Records for this exercise —
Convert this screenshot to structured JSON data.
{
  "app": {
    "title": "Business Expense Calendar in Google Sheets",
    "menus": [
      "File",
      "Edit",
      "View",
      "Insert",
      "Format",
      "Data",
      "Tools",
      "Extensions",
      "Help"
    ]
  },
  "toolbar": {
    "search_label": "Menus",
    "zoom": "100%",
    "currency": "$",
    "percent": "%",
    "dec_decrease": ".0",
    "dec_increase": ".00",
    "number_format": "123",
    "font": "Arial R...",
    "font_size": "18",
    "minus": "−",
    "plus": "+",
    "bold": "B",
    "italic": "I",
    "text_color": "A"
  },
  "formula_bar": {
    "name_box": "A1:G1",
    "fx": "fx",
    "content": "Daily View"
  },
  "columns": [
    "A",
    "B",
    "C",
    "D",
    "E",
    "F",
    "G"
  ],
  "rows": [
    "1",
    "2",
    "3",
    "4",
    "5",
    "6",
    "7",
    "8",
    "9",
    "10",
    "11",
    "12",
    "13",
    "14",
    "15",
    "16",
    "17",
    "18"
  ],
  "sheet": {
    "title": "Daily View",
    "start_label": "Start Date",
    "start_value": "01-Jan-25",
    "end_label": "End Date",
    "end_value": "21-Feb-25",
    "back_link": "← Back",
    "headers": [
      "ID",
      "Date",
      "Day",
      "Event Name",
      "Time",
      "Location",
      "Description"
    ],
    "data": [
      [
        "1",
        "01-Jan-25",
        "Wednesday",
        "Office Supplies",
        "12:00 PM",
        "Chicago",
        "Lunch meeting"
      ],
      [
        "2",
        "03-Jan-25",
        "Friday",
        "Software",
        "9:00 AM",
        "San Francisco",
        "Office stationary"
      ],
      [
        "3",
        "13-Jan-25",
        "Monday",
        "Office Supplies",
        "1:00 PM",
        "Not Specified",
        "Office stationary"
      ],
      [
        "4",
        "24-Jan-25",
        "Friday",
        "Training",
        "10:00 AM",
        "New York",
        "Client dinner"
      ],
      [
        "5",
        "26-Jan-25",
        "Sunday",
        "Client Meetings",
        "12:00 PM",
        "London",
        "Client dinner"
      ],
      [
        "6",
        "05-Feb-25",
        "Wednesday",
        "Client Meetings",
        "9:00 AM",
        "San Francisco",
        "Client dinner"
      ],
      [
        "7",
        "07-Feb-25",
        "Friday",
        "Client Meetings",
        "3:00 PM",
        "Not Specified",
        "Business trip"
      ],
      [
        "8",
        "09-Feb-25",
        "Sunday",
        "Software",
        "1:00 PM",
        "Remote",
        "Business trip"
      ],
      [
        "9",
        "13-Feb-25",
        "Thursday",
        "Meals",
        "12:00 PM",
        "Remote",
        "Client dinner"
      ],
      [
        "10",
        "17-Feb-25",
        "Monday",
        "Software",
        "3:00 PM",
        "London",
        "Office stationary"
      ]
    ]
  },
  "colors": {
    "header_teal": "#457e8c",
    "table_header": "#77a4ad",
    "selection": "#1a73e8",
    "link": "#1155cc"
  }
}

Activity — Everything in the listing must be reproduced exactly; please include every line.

Task solution —
Convert this screenshot to structured JSON data.
{
  "app": {
    "title": "Business Expense Calendar in Google Sheets",
    "menus": [
      "File",
      "Edit",
      "View",
      "Insert",
      "Format",
      "Data",
      "Tools",
      "Extensions",
      "Help"
    ]
  },
  "toolbar": {
    "search_label": "Menus",
    "zoom": "100%",
    "currency": "$",
    "percent": "%",
    "dec_decrease": ".0",
    "dec_increase": ".00",
    "number_format": "123",
    "font": "Arial R...",
    "font_size": "18",
    "minus": "−",
    "plus": "+",
    "bold": "B",
    "italic": "I",
    "text_color": "A"
  },
  "formula_bar": {
    "name_box": "A1:G1",
    "fx": "fx",
    "content": "Daily View"
  },
  "columns": [
    "A",
    "B",
    "C",
    "D",
    "E",
    "F",
    "G"
  ],
  "rows": [
    "1",
    "2",
    "3",
    "4",
    "5",
    "6",
    "7",
    "8",
    "9",
    "10",
    "11",
    "12",
    "13",
    "14",
    "15",
    "16",
    "17",
    "18"
  ],
  "sheet": {
    "title": "Daily View",
    "start_label": "Start Date",
    "start_value": "01-Jan-25",
    "end_label": "End Date",
    "end_value": "21-Feb-25",
    "back_link": "← Back",
    "headers": [
      "ID",
      "Date",
      "Day",
      "Event Name",
      "Time",
      "Location",
      "Description"
    ],
    "data": [
      [
        "1",
        "01-Jan-25",
        "Wednesday",
        "Office Supplies",
        "12:00 PM",
        "Chicago",
        "Lunch meeting"
      ],
      [
        "2",
        "03-Jan-25",
        "Friday",
        "Software",
        "9:00 AM",
        "San Francisco",
        "Office stationary"
      ],
      [
        "3",
        "13-Jan-25",
        "Monday",
        "Office Supplies",
        "1:00 PM",
        "Not Specified",
        "Office stationary"
      ],
      [
        "4",
        "24-Jan-25",
        "Friday",
        "Training",
        "10:00 AM",
        "New York",
        "Client dinner"
      ],
      [
        "5",
        "26-Jan-25",
        "Sunday",
        "Client Meetings",
        "12:00 PM",
        "London",
        "Client dinner"
      ],
      [
        "6",
        "05-Feb-25",
        "Wednesday",
        "Client Meetings",
        "9:00 AM",
        "San Francisco",
        "Client dinner"
      ],
      [
        "7",
        "07-Feb-25",
        "Friday",
        "Client Meetings",
        "3:00 PM",
        "Not Specified",
        "Business trip"
      ],
      [
        "8",
        "09-Feb-25",
        "Sunday",
        "Software",
        "1:00 PM",
        "Remote",
        "Business trip"
      ],
      [
        "9",
        "13-Feb-25",
        "Thursday",
        "Meals",
        "12:00 PM",
        "Remote",
        "Client dinner"
      ],
      [
        "10",
        "17-Feb-25",
        "Monday",
        "Software",
        "3:00 PM",
        "London",
        "Office stationary"
      ]
    ]
  },
  "colors": {
    "header_teal": "#457e8c",
    "table_header": "#77a4ad",
    "selection": "#1a73e8",
    "link": "#1155cc"
  }
}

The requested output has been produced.